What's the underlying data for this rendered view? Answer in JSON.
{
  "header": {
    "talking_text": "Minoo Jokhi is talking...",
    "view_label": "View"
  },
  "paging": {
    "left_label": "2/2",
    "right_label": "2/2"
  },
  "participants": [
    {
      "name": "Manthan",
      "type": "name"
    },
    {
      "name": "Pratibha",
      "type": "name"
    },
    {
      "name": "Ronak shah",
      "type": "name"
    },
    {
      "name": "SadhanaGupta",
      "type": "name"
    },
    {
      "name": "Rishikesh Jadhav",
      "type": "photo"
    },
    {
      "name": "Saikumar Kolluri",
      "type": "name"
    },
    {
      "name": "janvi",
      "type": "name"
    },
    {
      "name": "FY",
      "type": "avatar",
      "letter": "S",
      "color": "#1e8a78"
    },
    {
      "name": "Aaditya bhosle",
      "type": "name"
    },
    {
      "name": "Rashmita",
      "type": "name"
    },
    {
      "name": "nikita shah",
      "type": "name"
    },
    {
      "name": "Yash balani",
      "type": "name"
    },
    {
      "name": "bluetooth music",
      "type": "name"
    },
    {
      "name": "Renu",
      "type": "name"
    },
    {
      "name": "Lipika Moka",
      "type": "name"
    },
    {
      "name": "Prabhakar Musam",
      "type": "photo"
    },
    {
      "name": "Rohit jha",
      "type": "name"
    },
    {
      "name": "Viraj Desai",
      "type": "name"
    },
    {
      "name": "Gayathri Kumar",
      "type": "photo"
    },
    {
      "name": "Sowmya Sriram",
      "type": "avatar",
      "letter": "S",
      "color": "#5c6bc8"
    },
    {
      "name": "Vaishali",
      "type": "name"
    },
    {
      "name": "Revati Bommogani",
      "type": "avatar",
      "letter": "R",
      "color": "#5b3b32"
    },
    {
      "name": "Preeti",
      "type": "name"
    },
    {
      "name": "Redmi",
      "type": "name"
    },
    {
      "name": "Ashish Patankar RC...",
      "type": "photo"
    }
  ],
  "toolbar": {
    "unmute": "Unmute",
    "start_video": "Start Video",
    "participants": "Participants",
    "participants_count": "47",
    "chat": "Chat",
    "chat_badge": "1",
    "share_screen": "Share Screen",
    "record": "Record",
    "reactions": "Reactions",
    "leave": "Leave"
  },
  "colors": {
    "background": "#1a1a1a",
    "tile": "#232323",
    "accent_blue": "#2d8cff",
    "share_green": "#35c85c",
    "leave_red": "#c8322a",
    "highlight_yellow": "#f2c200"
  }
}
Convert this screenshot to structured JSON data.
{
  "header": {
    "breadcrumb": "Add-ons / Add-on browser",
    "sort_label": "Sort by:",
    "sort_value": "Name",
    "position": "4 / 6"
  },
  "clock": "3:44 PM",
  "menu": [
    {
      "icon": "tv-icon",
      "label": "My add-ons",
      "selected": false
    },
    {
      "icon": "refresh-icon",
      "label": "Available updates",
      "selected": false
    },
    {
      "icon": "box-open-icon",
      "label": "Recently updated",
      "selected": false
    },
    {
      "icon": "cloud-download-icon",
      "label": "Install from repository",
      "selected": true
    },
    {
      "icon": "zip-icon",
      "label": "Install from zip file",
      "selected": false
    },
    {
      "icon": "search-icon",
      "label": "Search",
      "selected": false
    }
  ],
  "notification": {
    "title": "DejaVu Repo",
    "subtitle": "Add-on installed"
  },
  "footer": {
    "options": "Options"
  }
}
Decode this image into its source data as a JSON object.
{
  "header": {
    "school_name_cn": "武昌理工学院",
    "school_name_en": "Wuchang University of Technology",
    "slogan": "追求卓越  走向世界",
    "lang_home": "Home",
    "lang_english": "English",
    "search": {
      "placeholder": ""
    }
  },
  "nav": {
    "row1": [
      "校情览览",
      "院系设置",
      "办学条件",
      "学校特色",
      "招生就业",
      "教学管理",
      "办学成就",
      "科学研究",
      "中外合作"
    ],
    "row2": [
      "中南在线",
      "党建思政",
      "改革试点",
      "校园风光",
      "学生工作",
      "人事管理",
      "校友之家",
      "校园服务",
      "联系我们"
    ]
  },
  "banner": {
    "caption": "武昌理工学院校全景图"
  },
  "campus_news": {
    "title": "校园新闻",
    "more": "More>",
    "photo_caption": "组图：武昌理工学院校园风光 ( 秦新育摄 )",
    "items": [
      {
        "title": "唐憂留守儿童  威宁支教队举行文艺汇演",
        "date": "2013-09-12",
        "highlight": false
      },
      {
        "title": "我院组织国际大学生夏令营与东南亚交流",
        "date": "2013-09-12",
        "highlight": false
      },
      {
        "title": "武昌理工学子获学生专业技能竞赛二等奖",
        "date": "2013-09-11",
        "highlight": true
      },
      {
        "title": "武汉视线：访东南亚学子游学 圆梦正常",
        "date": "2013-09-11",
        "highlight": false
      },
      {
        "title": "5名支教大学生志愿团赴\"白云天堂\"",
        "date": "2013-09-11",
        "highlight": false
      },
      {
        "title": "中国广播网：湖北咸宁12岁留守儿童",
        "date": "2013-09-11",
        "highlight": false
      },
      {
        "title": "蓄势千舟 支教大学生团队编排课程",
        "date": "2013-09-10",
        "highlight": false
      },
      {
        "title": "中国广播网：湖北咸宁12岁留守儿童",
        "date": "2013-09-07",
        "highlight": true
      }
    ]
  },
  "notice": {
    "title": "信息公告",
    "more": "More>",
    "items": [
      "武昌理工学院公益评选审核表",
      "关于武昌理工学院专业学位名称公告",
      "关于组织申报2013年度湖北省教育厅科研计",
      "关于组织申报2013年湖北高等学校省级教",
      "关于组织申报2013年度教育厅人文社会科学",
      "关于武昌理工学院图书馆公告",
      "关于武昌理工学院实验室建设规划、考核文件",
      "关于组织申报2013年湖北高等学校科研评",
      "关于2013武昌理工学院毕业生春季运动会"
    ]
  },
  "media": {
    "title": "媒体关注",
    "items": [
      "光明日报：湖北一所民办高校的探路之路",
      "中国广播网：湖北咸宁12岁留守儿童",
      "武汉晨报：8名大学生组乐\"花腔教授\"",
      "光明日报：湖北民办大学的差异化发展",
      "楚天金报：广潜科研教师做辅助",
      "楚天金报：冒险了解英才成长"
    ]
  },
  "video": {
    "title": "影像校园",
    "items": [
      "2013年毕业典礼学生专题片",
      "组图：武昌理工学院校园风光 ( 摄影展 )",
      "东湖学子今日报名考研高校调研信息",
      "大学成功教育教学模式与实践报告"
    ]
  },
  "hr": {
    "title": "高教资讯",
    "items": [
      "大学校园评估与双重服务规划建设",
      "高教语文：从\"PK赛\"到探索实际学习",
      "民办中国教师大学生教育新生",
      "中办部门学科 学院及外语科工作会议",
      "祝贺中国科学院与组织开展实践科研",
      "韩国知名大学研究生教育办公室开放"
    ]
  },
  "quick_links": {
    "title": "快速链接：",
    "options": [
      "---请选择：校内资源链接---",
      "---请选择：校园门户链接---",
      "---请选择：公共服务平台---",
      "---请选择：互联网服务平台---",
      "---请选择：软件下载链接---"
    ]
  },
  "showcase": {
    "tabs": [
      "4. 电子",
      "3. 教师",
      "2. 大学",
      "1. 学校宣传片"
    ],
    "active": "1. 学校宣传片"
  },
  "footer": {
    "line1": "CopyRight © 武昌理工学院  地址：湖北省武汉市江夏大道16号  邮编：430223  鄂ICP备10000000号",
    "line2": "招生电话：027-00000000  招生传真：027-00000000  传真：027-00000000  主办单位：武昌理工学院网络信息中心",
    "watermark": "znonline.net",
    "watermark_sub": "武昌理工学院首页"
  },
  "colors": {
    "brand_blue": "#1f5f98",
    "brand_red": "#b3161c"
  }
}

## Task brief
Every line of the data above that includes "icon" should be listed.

## Your solution
      "icon": "tv-icon",
      "icon": "refresh-icon",
      "icon": "box-open-icon",
      "icon": "cloud-download-icon",
      "icon": "zip-icon",
      "icon": "search-icon",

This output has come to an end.